** Exercise objective **
For the entries below, state how many lines contain the word "Total" and add nothing else.

(Excerpts from an interface dataset)
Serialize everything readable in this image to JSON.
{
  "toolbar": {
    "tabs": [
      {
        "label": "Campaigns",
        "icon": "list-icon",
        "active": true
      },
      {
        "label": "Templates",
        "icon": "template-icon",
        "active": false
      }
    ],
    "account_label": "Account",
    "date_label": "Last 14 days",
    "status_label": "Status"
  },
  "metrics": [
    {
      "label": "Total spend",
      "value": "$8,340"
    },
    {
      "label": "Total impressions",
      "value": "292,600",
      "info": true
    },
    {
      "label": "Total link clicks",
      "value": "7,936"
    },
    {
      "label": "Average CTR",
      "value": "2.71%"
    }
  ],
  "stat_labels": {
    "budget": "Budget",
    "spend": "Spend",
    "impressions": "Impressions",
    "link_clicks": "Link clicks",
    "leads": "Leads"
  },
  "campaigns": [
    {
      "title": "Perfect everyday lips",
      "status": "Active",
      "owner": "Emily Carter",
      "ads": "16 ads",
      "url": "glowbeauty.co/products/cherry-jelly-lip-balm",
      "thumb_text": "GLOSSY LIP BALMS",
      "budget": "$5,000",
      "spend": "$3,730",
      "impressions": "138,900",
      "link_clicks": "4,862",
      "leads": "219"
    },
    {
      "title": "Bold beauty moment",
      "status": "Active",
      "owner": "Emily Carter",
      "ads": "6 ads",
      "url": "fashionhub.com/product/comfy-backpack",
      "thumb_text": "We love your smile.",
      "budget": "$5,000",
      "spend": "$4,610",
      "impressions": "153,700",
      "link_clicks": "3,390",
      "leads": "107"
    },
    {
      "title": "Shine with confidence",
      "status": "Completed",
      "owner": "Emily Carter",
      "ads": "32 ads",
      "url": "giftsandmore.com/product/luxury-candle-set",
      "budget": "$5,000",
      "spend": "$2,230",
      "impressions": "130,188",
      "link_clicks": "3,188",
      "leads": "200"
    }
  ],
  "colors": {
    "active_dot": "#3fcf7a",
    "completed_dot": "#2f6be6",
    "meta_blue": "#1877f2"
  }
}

** Answer section **
3